Do You Pass the Test?
Today we finish out 2 Corinthians. At the beginning of today's reading, Paul expresses a lot of frustration about the fact that he needed to defend himself before the Corinthians. He has "been a fool" to legitimize his ministry, and it really ticks him off. He's coming to visit again, and it probably won't be a very pleasant visit. This is a visit to "clean house" in the Corinthian church and deal with many issues that he's already dealt with in his letters. He makes it clear that there are those that are continuing on in sin despite previous warnings, then writes these lines:
Examine yourselves, to see whether you are in the faith. Test yourselves. Or do you not realize this about yourselves, that Jesus Christ is in you?—unless indeed you fail to meet the test!
So - what is "the test"?
"In view of Paul’s imminent return to bring God’s judgment to Corinth, his commands in 13:5 again contain a severe warning. In the past, he postponed his return in order to give the Corinthians time to repent, since his primary goal as an apostle of the new covenant is the ingathering of God’s people (cf. 1:23–2:4; 5:18–20; 10:8; 12:19). In his next visit, however, Paul will carry out both aspects of his apostolic calling by being a fragrance of both life and death to those he encounters with the gospel (cf. 1 Cor. 1:18 with 2 Cor. 2:15–16a). Like the prophets of the old covenant, Paul thus announces the coming judgment in advance in order to bring about the repentance of those who are truly God’s people (cf. 10:1–6). He does so by calling the rebellious in Corinth “to examine” or “test themselves” to see if they are truly “in the faith” (13:5). The goal of the test is to make it clear that Christ is indeed in them (cf. 7:11–12; 8:7–8).
The means by which the test is performed is Paul himself. Allegiance to him as their apostle is the criterion that determines whether Christ is present in their lives, since Paul is confident that he himself has already passed the test (13:6). To accept Paul’s message of reconciliation is to accept God’s message of reconciliation (cf. 5:18–20). For this reason, because they have responded to Paul and his preaching in the past, he gives them the benefit of the doubt that Christ is in fact in them (13:5b).

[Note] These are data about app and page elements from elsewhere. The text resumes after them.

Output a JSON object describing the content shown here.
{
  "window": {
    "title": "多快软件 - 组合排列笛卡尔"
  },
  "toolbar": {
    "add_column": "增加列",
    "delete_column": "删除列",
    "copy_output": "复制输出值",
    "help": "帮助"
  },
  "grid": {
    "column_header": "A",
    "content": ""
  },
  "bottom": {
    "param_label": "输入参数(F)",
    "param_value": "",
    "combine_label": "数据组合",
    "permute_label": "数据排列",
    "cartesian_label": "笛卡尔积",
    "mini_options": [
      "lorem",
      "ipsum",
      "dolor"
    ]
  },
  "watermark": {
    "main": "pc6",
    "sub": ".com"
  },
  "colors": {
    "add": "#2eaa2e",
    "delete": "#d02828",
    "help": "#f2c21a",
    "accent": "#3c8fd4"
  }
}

In view of their current rebellion, however, the Corinthians must confirm the reality of their conversion by responding once again to Paul’s person and proclamation. His call for repentance is therefore based on the assumption that those in whom God is at work by his Spirit will recognize that Paul’s holiness, sincerity, and way of life all derive from the same grace of God that Paul is now calling them to accept (cf. 1:12 with 6:1–2)." 
There something VITAL here that we need to realize, lest we miss the whole point of this letter: Paul is not just trying to get people on "his side". This isn't an issue of Paul's ego, but of the Gospel. Paul urges them to accept his ministry because He preaches Jesus and the Gospel, not prosperity and entertainment. This is not ultimately about Paul, but about the Gospel. That is why acceptance of Paul's ministry is so essential: it is the acceptance of the Gospel. It is acceptance not of a person, but of THE TRUTH.
So how about us? What is the "test" for us? I think it is twofold:
1. Do we believe Paul? In this case, that refers to whether or not we believe and trust the Bible in what it tells us and the Gospel that it contains.
2. Do we believe the Gospel? Believing the Bible is one thing, but what about truly believing the Gospel? How many of us are drawn to church simply for entertainment or community?
When you're down, wondering whether or not you are accepted by God, what is the Truth? The entertainment and community that comes with church can never sustain you. But you CAN know that you believe in the truth of the Gospel. You can cling to the love, sacrifice, and resurrection of Jesus. If that is what you believe, you pass the test. Jesus is in you even if it doesn't FEEL like it. Trust God. Believe the Gospel. Do that and you pass the test.